Follow the prompts to enable automatic security updates. You can also customize notification settings to receive email notifications about updates.
- Verify the configuration:
cat /etc/apt/apt.conf.d/20auto-upgrades cat /etc/apt/apt.conf.d/50unattended-upgrades
Configuring Update Intervals and Notification Preferences
You can customize the update intervals and notification preferences by editing the
/etc/apt/apt.conf.d/50unattended-upgrades file. Adjust settings according to your preferences and system requirements.
Ensuring System Security and Stability Through Automation
Automating updates with
unattended-upgrades is a proactive approach to maintaining the security and stability of your Ubuntu system. It ensures that critical security updates are applied promptly, reducing the risk of vulnerabilities.
Common Issues and Troubleshooting
While updating packages on Ubuntu is typically straightforward, you may encounter occasional issues or errors. Let’s explore some common problems and their solutions.
Addressing Package Conflicts and Broken Dependencies
If you encounter package conflicts or broken dependencies during an update, consider these steps:
sudo apt install -f: This command attempts to fix broken packages by resolving dependencies.
- Check for Held Packages: Use
apt-mark showholdto see if any packages are marked as “held.” If so, you can unhold them with
sudo apt-mark unhold <package-name>.
- Resolve Conflicts Manually: In some cases, you may need to manually remove conflicting packages or libraries.

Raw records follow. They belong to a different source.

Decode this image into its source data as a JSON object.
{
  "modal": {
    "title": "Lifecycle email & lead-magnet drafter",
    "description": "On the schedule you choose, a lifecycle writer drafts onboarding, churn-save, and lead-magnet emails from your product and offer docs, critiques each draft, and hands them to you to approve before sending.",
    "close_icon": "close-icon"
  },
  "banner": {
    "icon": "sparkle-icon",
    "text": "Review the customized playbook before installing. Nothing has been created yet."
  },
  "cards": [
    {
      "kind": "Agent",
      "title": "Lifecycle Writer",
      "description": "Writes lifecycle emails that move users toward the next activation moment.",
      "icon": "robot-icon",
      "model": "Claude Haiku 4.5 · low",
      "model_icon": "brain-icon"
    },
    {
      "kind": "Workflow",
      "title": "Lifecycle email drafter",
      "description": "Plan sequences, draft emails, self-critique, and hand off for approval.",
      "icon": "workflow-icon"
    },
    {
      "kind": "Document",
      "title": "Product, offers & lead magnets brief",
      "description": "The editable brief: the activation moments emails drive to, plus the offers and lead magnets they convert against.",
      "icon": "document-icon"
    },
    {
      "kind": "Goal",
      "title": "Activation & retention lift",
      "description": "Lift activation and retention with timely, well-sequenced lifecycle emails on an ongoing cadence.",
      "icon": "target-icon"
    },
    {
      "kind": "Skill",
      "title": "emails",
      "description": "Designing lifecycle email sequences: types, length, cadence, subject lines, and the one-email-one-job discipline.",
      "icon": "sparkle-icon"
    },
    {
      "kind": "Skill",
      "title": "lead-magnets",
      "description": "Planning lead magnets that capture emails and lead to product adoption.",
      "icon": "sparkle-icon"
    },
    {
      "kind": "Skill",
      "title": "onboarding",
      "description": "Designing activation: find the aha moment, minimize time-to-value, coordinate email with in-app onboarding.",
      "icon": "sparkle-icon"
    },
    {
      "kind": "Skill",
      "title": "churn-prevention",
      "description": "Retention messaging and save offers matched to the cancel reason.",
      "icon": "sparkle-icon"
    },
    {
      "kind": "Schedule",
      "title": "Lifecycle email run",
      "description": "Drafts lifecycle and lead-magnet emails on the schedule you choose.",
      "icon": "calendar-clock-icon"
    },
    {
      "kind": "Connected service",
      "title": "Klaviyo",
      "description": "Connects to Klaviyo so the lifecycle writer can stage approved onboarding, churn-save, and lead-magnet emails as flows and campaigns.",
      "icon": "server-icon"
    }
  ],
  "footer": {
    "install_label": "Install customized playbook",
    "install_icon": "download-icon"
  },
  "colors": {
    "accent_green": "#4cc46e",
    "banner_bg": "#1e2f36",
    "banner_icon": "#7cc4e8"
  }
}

Always exercise caution when doing this.
Resolving Issues with Insufficient Disk Space
If you run into issues with insufficient disk space during updates, try the following:
- Clean Up: Execute
sudo apt autoremoveand
sudo apt cleanto free up disk space.
- Resize Partition: If you frequently face disk space issues, consider resizing your partitions or expanding your storage.
- Move Data: Move large files or directories to another storage device or location with more space.
Troubleshooting Common Update-Related Problems
For other update-related problems or errors, consult Ubuntu’s official documentation, community forums, or online resources. Ubuntu’s large and active user base often provides solutions to a wide range of issues.
Best Practices for Package Management on Ubuntu
Maintaining an Ubuntu system involves more than just updating packages. Here are some best practices to keep in mind:
Keeping a Regular Update Schedule
Consistency is key to system maintenance. Set up a schedule for package updates, whether it’s weekly, bi-weekly, or monthly, and stick to it.
Avoiding Third-Party Repositories and PPAs Unless Necessary
While third-party repositories and Personal Package Archives (PPAs) can provide additional software, be cautious when adding them to your system. Only use trusted sources to minimize potential conflicts and security risks.
Monitoring System Logs for Update-Related Issues
Regularly check system logs for any update-related issues or error messages. The
/var/log/apt/ directory contains logs that can provide valuable information when troubleshooting problems.
Updating packages on Ubuntu is a fundamental aspect of system maintenance. By following this comprehensive guide, you’ve gained the knowledge and skills needed to ensure your Ubuntu system remains efficient, secure, and up-to-date. Remember to maintain a regular update schedule, and automate security updates with
unattended-upgrades, and practice good package management habits to keep your Ubuntu experience smooth and trouble-free.